* **Problem to solve**:
Would you restate every entry that follows, word for word, and leave out the pictures?
------------------------------
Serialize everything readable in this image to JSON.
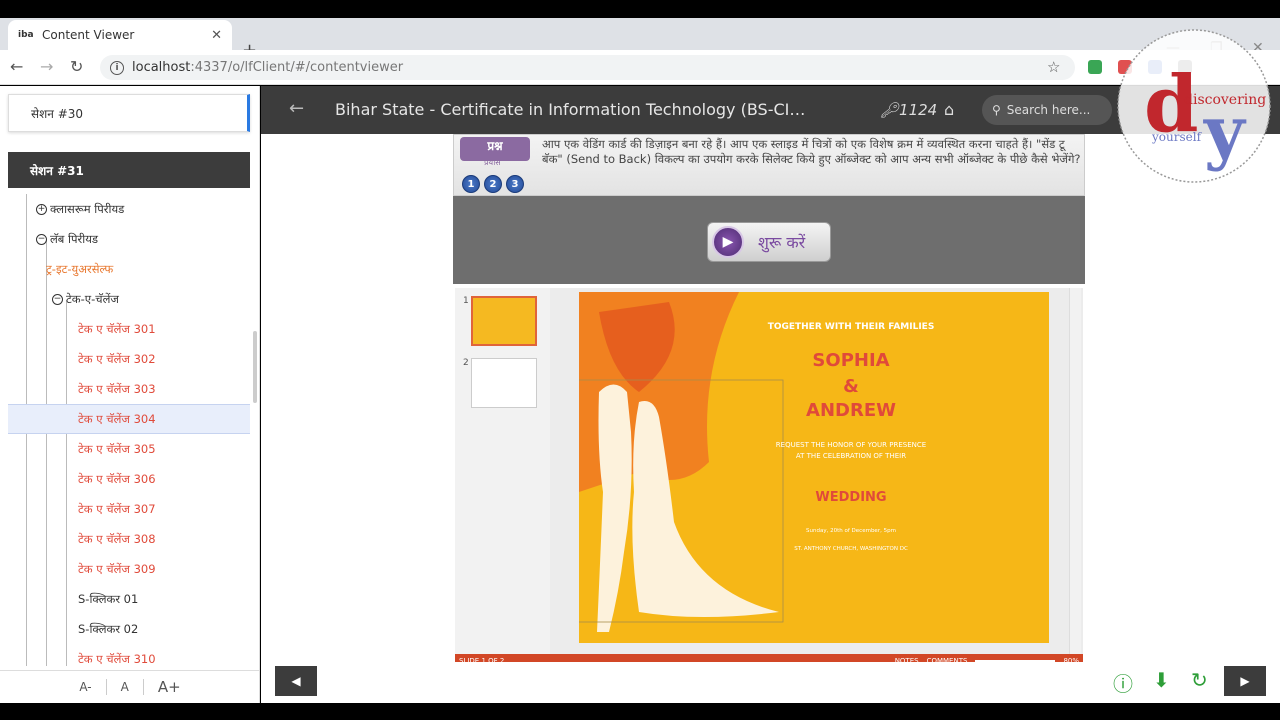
{
  "browser": {
    "tab_title": "Content Viewer",
    "tab_favicon": "iba",
    "url_host": "localhost",
    "url_path": ":4337/o/lfClient/#/contentviewer"
  },
  "header": {
    "title": "Bihar State - Certificate in Information Technology (BS-CI…",
    "key_count": "1124",
    "search_placeholder": "Search here..."
  },
  "sidebar": {
    "session_top": "सेशन #30",
    "session_active": "सेशन #31",
    "items": [
      {
        "label": "क्लासरूम पिरीयड",
        "toggle": "+",
        "style": "normal"
      },
      {
        "label": "लॅब पिरीयड",
        "toggle": "−",
        "style": "normal"
      },
      {
        "label": "ट्र-इट-युअरसेल्फ",
        "toggle": "",
        "style": "orange"
      },
      {
        "label": "टेक-ए-चॅलेंज",
        "toggle": "−",
        "style": "normal"
      },
      {
        "label": "टेक ए चॅलेंज 301",
        "toggle": "",
        "style": "red"
      },
      {
        "label": "टेक ए चॅलेंज 302",
        "toggle": "",
        "style": "red"
      },
      {
        "label": "टेक ए चॅलेंज 303",
        "toggle": "",
        "style": "red"
      },
      {
        "label": "टेक ए चॅलेंज 304",
        "toggle": "",
        "style": "red"
      },
      {
        "label": "टेक ए चॅलेंज 305",
        "toggle": "",
        "style": "red"
      },
      {
        "label": "टेक ए चॅलेंज 306",
        "toggle": "",
        "style": "red"
      },
      {
        "label": "टेक ए चॅलेंज 307",
        "toggle": "",
        "style": "red"
      },
      {
        "label": "टेक ए चॅलेंज 308",
        "toggle": "",
        "style": "red"
      },
      {
        "label": "टेक ए चॅलेंज 309",
        "toggle": "",
        "style": "red"
      },
      {
        "label": "S-क्लिकर 01",
        "toggle": "",
        "style": "normal"
      },
      {
        "label": "S-क्लिकर 02",
        "toggle": "",
        "style": "normal"
      },
      {
        "label": "टेक ए चॅलेंज 310",
        "toggle": "",
        "style": "red"
      }
    ],
    "font_controls": [
      "A-",
      "A",
      "A+"
    ]
  },
  "question": {
    "badge": "प्रश्न",
    "sub": "प्रयास",
    "numbers": [
      "1",
      "2",
      "3"
    ],
    "text": "आप एक वेडिंग कार्ड की डिज़ाइन बना रहे हैं। आप एक स्लाइड में चित्रों को एक विशेष क्रम में व्यवस्थित करना चाहते हैं। \"सेंड टू बॅक\" (Send to Back) विकल्प का उपयोग करके सिलेक्ट किये हुए ऑब्जेक्ट को आप अन्य सभी ऑब्जेक्ट के पीछे कैसे भेजेंगे?",
    "start_label": "शुरू करें"
  },
  "slide": {
    "line1": "TOGETHER WITH THEIR FAMILIES",
    "name1": "SOPHIA",
    "amp": "&",
    "name2": "ANDREW",
    "request": "REQUEST THE HONOR OF YOUR PRESENCE AT THE CELEBRATION OF THEIR",
    "wedding": "WEDDING",
    "date": "Sunday, 20th of December, 5pm",
    "venue": "ST. ANTHONY CHURCH, WASHINGTON DC",
    "status_left": "SLIDE 1 OF 2",
    "notes": "NOTES",
    "comments": "COMMENTS",
    "zoom": "80%"
  },
  "logo": {
    "word": "discovering",
    "word2": "yourself"
  },
  "colors": {
    "header_bg": "#3c3c3c",
    "slide_yellow": "#f6b717",
    "accent_red": "#e04a3a",
    "accent_orange": "#e8772e",
    "nav_green": "#2e9e38",
    "ppt_status": "#d24726"
  }
}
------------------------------
* **Answer to this exercise**:
Serialize everything readable in this image to JSON.
{
  "browser": {
    "tab_title": "Content Viewer",
    "tab_favicon": "iba",
    "url_host": "localhost",
    "url_path": ":4337/o/lfClient/#/contentviewer"
  },
  "header": {
    "title": "Bihar State - Certificate in Information Technology (BS-CI…",
    "key_count": "1124",
    "search_placeholder": "Search here..."
  },
  "sidebar": {
    "session_top": "सेशन #30",
    "session_active": "सेशन #31",
    "items": [
      {
        "label": "क्लासरूम पिरीयड",
        "toggle": "+",
        "style": "normal"
      },
      {
        "label": "लॅब पिरीयड",
        "toggle": "−",
        "style": "normal"
      },
      {
        "label": "ट्र-इट-युअरसेल्फ",
        "toggle": "",
        "style": "orange"
      },
      {
        "label": "टेक-ए-चॅलेंज",
        "toggle": "−",
        "style": "normal"
      },
      {
        "label": "टेक ए चॅलेंज 301",
        "toggle": "",
        "style": "red"
      },
      {
        "label": "टेक ए चॅलेंज 302",
        "toggle": "",
        "style": "red"
      },
      {
        "label": "टेक ए चॅलेंज 303",
        "toggle": "",
        "style": "red"
      },
      {
        "label": "टेक ए चॅलेंज 304",
        "toggle": "",
        "style": "red"
      },
      {
        "label": "टेक ए चॅलेंज 305",
        "toggle": "",
        "style": "red"
      },
      {
        "label": "टेक ए चॅलेंज 306",
        "toggle": "",
        "style": "red"
      },
      {
        "label": "टेक ए चॅलेंज 307",
        "toggle": "",
        "style": "red"
      },
      {
        "label": "टेक ए चॅलेंज 308",
        "toggle": "",
        "style": "red"
      },
      {
        "label": "टेक ए चॅलेंज 309",
        "toggle": "",
        "style": "red"
      },
      {
        "label": "S-क्लिकर 01",
        "toggle": "",
        "style": "normal"
      },
      {
        "label": "S-क्लिकर 02",
        "toggle": "",
        "style": "normal"
      },
      {
        "label": "टेक ए चॅलेंज 310",
        "toggle": "",
        "style": "red"
      }
    ],
    "font_controls": [
      "A-",
      "A",
      "A+"
    ]
  },
  "question": {
    "badge": "प्रश्न",
    "sub": "प्रयास",
    "numbers": [
      "1",
      "2",
      "3"
    ],
    "text": "आप एक वेडिंग कार्ड की डिज़ाइन बना रहे हैं। आप एक स्लाइड में चित्रों को एक विशेष क्रम में व्यवस्थित करना चाहते हैं। \"सेंड टू बॅक\" (Send to Back) विकल्प का उपयोग करके सिलेक्ट किये हुए ऑब्जेक्ट को आप अन्य सभी ऑब्जेक्ट के पीछे कैसे भेजेंगे?",
    "start_label": "शुरू करें"
  },
  "slide": {
    "line1": "TOGETHER WITH THEIR FAMILIES",
    "name1": "SOPHIA",
    "amp": "&",
    "name2": "ANDREW",
    "request": "REQUEST THE HONOR OF YOUR PRESENCE AT THE CELEBRATION OF THEIR",
    "wedding": "WEDDING",
    "date": "Sunday, 20th of December, 5pm",
    "venue": "ST. ANTHONY CHURCH, WASHINGTON DC",
    "status_left": "SLIDE 1 OF 2",
    "notes": "NOTES",
    "comments": "COMMENTS",
    "zoom": "80%"
  },
  "logo": {
    "word": "discovering",
    "word2": "yourself"
  },
  "colors": {
    "header_bg": "#3c3c3c",
    "slide_yellow": "#f6b717",
    "accent_red": "#e04a3a",
    "accent_orange": "#e8772e",
    "nav_green": "#2e9e38",
    "ppt_status": "#d24726"
  }
}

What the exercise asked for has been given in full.